Directions »
Throughout the records below, find each line holding "description" and copy it.

Given data »
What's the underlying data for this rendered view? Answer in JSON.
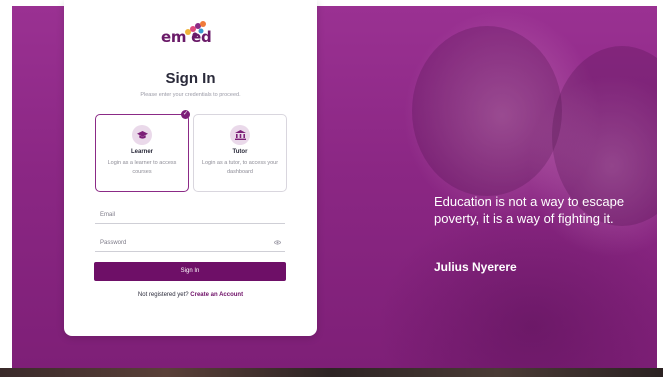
{
  "brand": {
    "logo_text": "em ed"
  },
  "login": {
    "title": "Sign In",
    "subtitle": "Please enter your credentials to proceed.",
    "roles": [
      {
        "title": "Learner",
        "description": "Login as a learner to access courses",
        "selected": true,
        "icon": "graduation-cap-icon"
      },
      {
        "title": "Tutor",
        "description": "Login as a tutor, to access your dashboard",
        "selected": false,
        "icon": "institution-icon"
      }
    ],
    "email_placeholder": "Email",
    "password_placeholder": "Password",
    "signin_label": "Sign In",
    "register_prompt": "Not registered yet?",
    "register_link": "Create an Account"
  },
  "hero": {
    "quote": "Education is not a way to escape poverty, it is a way of fighting it.",
    "author": "Julius Nyerere"
  },
  "colors": {
    "brand_purple": "#6e0f67",
    "hero_overlay": "#8e2a86",
    "check_badge": "#7c1f78"
  }
}
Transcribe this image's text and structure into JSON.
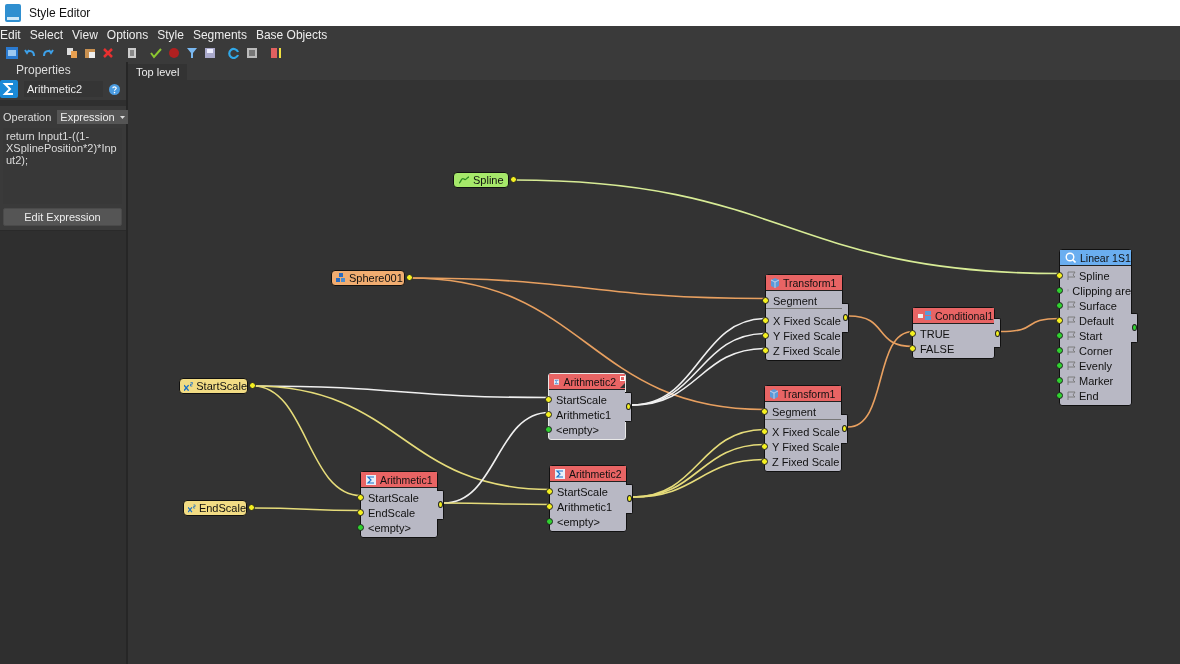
{
  "window": {
    "title": "Style Editor"
  },
  "menu": [
    "Edit",
    "Select",
    "View",
    "Options",
    "Style",
    "Segments",
    "Base Objects"
  ],
  "properties": {
    "title": "Properties",
    "node_name": "Arithmetic2",
    "operation_label": "Operation",
    "operation_value": "Expression",
    "expression": "return Input1-((1-XSplinePosition*2)*Input2);",
    "edit_button": "Edit Expression"
  },
  "canvas": {
    "tab": "Top level",
    "nodes": [
      {
        "kind": "spline",
        "title": "Spline",
        "color": "#a6e86a",
        "output_connected": true
      },
      {
        "kind": "object",
        "title": "Sphere001",
        "color": "#f0ac70",
        "output_connected": true
      },
      {
        "kind": "variable",
        "title": "StartScale",
        "color": "#f2dc84",
        "output_connected": true
      },
      {
        "kind": "variable",
        "title": "EndScale",
        "color": "#f2dc84",
        "output_connected": true
      },
      {
        "kind": "arithmetic",
        "title": "Arithmetic1",
        "color": "#e86464",
        "selected": false,
        "output_connected": true,
        "ports": [
          {
            "label": "StartScale",
            "connected": true
          },
          {
            "label": "EndScale",
            "connected": true
          },
          {
            "label": "<empty>",
            "connected": false
          }
        ]
      },
      {
        "kind": "arithmetic",
        "title": "Arithmetic2",
        "color": "#e86464",
        "selected": true,
        "output_connected": true,
        "ports": [
          {
            "label": "StartScale",
            "connected": true
          },
          {
            "label": "Arithmetic1",
            "connected": true
          },
          {
            "label": "<empty>",
            "connected": false
          }
        ]
      },
      {
        "kind": "arithmetic",
        "title": "Arithmetic2",
        "color": "#e86464",
        "selected": false,
        "output_connected": true,
        "ports": [
          {
            "label": "StartScale",
            "connected": true
          },
          {
            "label": "Arithmetic1",
            "connected": true
          },
          {
            "label": "<empty>",
            "connected": false
          }
        ]
      },
      {
        "kind": "transform",
        "title": "Transform1",
        "color": "#e86464",
        "selected": false,
        "output_connected": true,
        "ports": [
          {
            "label": "Segment",
            "connected": true
          },
          {
            "label": "X Fixed Scale",
            "connected": true
          },
          {
            "label": "Y Fixed Scale",
            "connected": true
          },
          {
            "label": "Z Fixed Scale",
            "connected": true
          }
        ]
      },
      {
        "kind": "transform",
        "title": "Transform1",
        "color": "#e86464",
        "selected": false,
        "output_connected": true,
        "ports": [
          {
            "label": "Segment",
            "connected": true
          },
          {
            "label": "X Fixed Scale",
            "connected": true
          },
          {
            "label": "Y Fixed Scale",
            "connected": true
          },
          {
            "label": "Z Fixed Scale",
            "connected": true
          }
        ]
      },
      {
        "kind": "conditional",
        "title": "Conditional1",
        "color": "#e86464",
        "selected": false,
        "output_connected": true,
        "ports": [
          {
            "label": "TRUE",
            "connected": true
          },
          {
            "label": "FALSE",
            "connected": true
          }
        ]
      },
      {
        "kind": "style",
        "title": "Linear 1S1",
        "color": "#6aaef0",
        "selected": false,
        "output_connected": false,
        "ports": [
          {
            "label": "Spline",
            "connected": true
          },
          {
            "label": "Clipping are",
            "connected": false
          },
          {
            "label": "Surface",
            "connected": false
          },
          {
            "label": "Default",
            "connected": true
          },
          {
            "label": "Start",
            "connected": false
          },
          {
            "label": "Corner",
            "connected": false
          },
          {
            "label": "Evenly",
            "connected": false
          },
          {
            "label": "Marker",
            "connected": false
          },
          {
            "label": "End",
            "connected": false
          }
        ]
      }
    ]
  }
}
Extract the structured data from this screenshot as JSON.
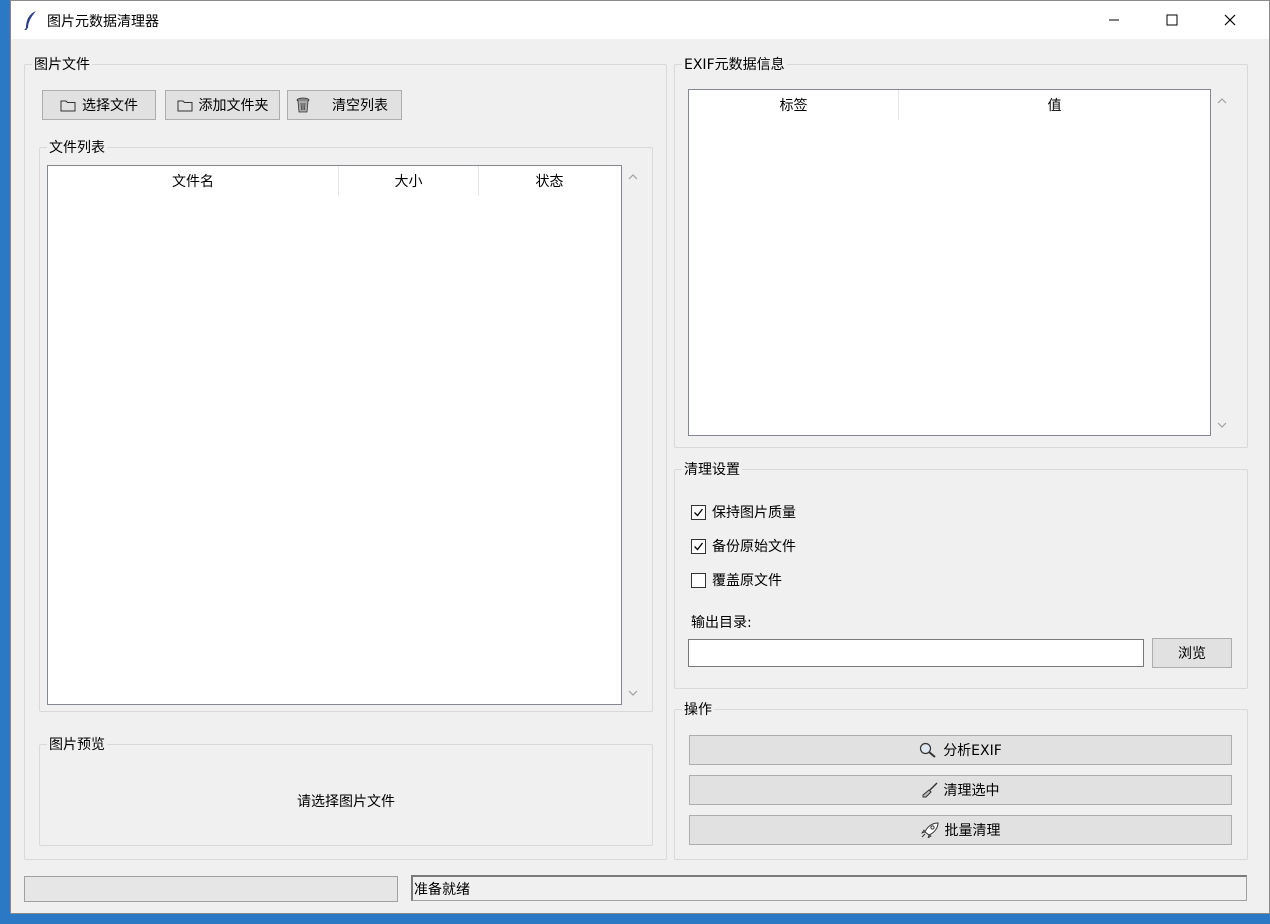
{
  "window": {
    "title": "图片元数据清理器",
    "icon": "feather-icon"
  },
  "files_group": {
    "title": "图片文件",
    "select_files": "选择文件",
    "add_folder": "添加文件夹",
    "clear_list": "清空列表"
  },
  "file_list": {
    "title": "文件列表",
    "columns": [
      "文件名",
      "大小",
      "状态"
    ]
  },
  "preview": {
    "title": "图片预览",
    "placeholder": "请选择图片文件"
  },
  "exif": {
    "title": "EXIF元数据信息",
    "columns": [
      "标签",
      "值"
    ]
  },
  "settings": {
    "title": "清理设置",
    "keep_quality": {
      "label": "保持图片质量",
      "checked": true
    },
    "backup_original": {
      "label": "备份原始文件",
      "checked": true
    },
    "overwrite_original": {
      "label": "覆盖原文件",
      "checked": false
    },
    "output_dir_label": "输出目录:",
    "output_dir_value": "",
    "browse": "浏览"
  },
  "actions": {
    "title": "操作",
    "analyze": "分析EXIF",
    "clean_selected": "清理选中",
    "batch_clean": "批量清理"
  },
  "status": {
    "text": "准备就绪"
  }
}
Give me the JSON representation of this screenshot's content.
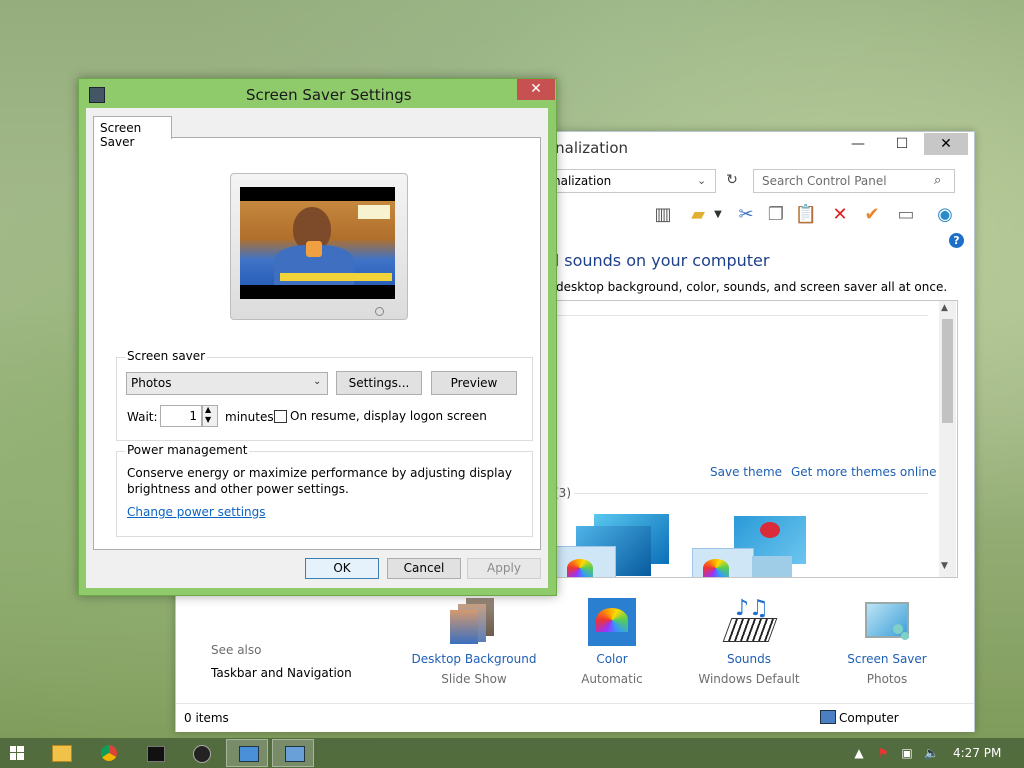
{
  "cp": {
    "title": "onalization",
    "address": "nalization",
    "search_placeholder": "Search Control Panel",
    "heading": "d sounds on your computer",
    "subtext": "desktop background, color, sounds, and screen saver all at once.",
    "save_theme": "Save theme",
    "more_themes": "Get more themes online",
    "theme_count": "(3)",
    "see_also": "See also",
    "taskbar_nav": "Taskbar and Navigation",
    "items": [
      {
        "label": "Desktop Background",
        "sub": "Slide Show"
      },
      {
        "label": "Color",
        "sub": "Automatic"
      },
      {
        "label": "Sounds",
        "sub": "Windows Default"
      },
      {
        "label": "Screen Saver",
        "sub": "Photos"
      }
    ],
    "status_items": "0 items",
    "status_location": "Computer",
    "help": "?"
  },
  "ss": {
    "title": "Screen Saver Settings",
    "tab": "Screen Saver",
    "group_label": "Screen saver",
    "selected": "Photos",
    "settings_btn": "Settings...",
    "preview_btn": "Preview",
    "wait_label": "Wait:",
    "wait_value": "1",
    "minutes": "minutes",
    "resume": "On resume, display logon screen",
    "power_label": "Power management",
    "power_text1": "Conserve energy or maximize performance by adjusting display",
    "power_text2": "brightness and other power settings.",
    "power_link": "Change power settings",
    "ok": "OK",
    "cancel": "Cancel",
    "apply": "Apply"
  },
  "taskbar": {
    "time": "4:27 PM"
  }
}
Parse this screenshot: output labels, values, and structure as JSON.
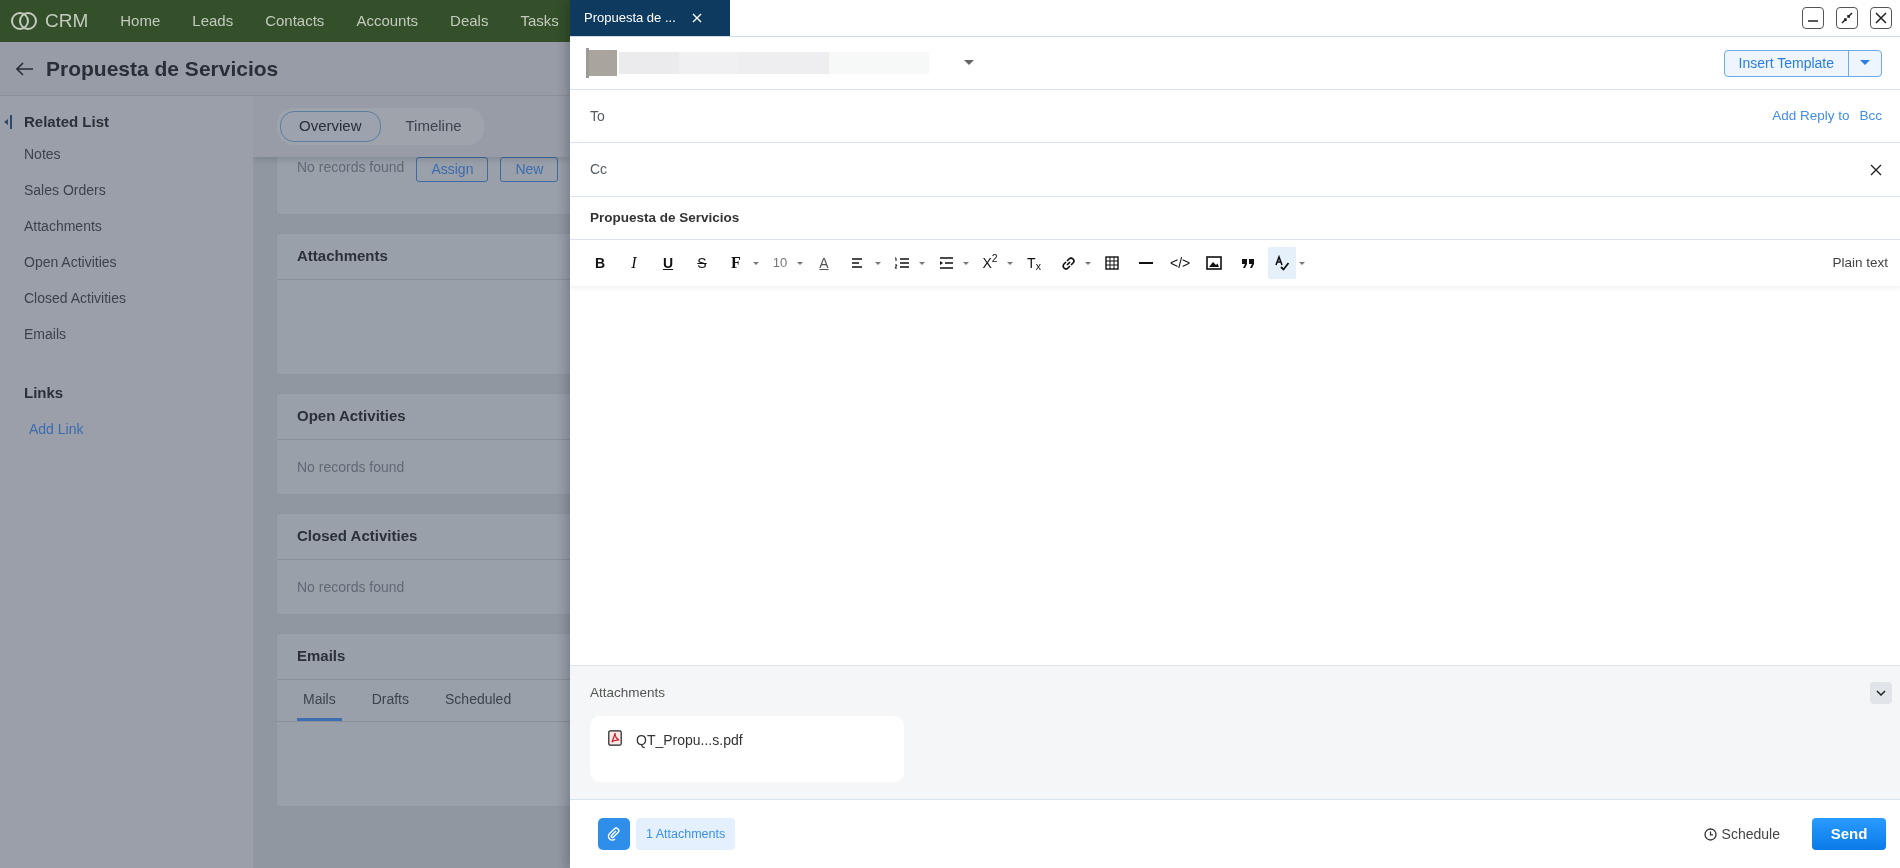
{
  "crm": {
    "logo": "CRM",
    "nav": [
      {
        "label": "Home"
      },
      {
        "label": "Leads"
      },
      {
        "label": "Contacts"
      },
      {
        "label": "Accounts"
      },
      {
        "label": "Deals"
      },
      {
        "label": "Tasks"
      }
    ],
    "title": "Propuesta de Servicios",
    "sidebar": {
      "heading": "Related List",
      "items": [
        "Notes",
        "Sales Orders",
        "Attachments",
        "Open Activities",
        "Closed Activities",
        "Emails"
      ],
      "links_heading": "Links",
      "add_link": "Add Link"
    },
    "view_tabs": [
      {
        "label": "Overview",
        "selected": true
      },
      {
        "label": "Timeline",
        "selected": false
      }
    ],
    "sections": [
      {
        "kind": "partial",
        "empty": "No records found",
        "buttons": [
          "Assign",
          "New"
        ]
      },
      {
        "kind": "blank",
        "title": "Attachments"
      },
      {
        "kind": "empty",
        "title": "Open Activities",
        "empty": "No records found"
      },
      {
        "kind": "empty",
        "title": "Closed Activities",
        "empty": "No records found"
      },
      {
        "kind": "tabs",
        "title": "Emails",
        "tabs": [
          {
            "label": "Mails",
            "selected": true
          },
          {
            "label": "Drafts",
            "selected": false
          },
          {
            "label": "Scheduled",
            "selected": false
          }
        ]
      }
    ]
  },
  "compose": {
    "tab_title": "Propuesta de ...",
    "insert_template": "Insert Template",
    "to_label": "To",
    "add_reply_to": "Add Reply to",
    "bcc": "Bcc",
    "cc_label": "Cc",
    "subject": "Propuesta de Servicios",
    "toolbar": [
      {
        "kind": "text",
        "label": "B",
        "dropdown": false,
        "active": false
      },
      {
        "kind": "text",
        "label": "I",
        "dropdown": false,
        "active": false
      },
      {
        "kind": "text",
        "label": "U",
        "dropdown": false,
        "active": false
      },
      {
        "kind": "text",
        "label": "S",
        "dropdown": false,
        "active": false
      },
      {
        "kind": "text",
        "label": "F",
        "dropdown": true,
        "active": false
      },
      {
        "kind": "text",
        "label": "10",
        "dropdown": true,
        "active": false
      },
      {
        "kind": "text",
        "label": "A",
        "dropdown": false,
        "active": false
      },
      {
        "kind": "icon",
        "dropdown": true,
        "active": false
      },
      {
        "kind": "icon",
        "dropdown": true,
        "active": false
      },
      {
        "kind": "icon",
        "dropdown": true,
        "active": false
      },
      {
        "kind": "text",
        "label": "X$^{2}$",
        "dropdown": true,
        "active": false
      },
      {
        "kind": "text",
        "label": "T$_{x}$",
        "dropdown": false,
        "active": false
      },
      {
        "kind": "icon",
        "dropdown": true,
        "active": false
      },
      {
        "kind": "icon",
        "dropdown": false,
        "active": false
      },
      {
        "kind": "icon",
        "dropdown": false,
        "active": false
      },
      {
        "kind": "text",
        "label": "</>",
        "dropdown": false,
        "active": false
      },
      {
        "kind": "icon",
        "dropdown": false,
        "active": false
      },
      {
        "kind": "icon",
        "dropdown": false,
        "active": false
      },
      {
        "kind": "icon",
        "dropdown": true,
        "active": true
      }
    ],
    "plain_text": "Plain text",
    "attachments_heading": "Attachments",
    "files": [
      {
        "name": "QT_Propu...s.pdf"
      }
    ],
    "attachments_count": "1 Attachments",
    "schedule": "Schedule",
    "send": "Send"
  }
}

Reply »
        "description": "Login as a learner to access courses",
        "description": "Login as a tutor, to access your dashboard",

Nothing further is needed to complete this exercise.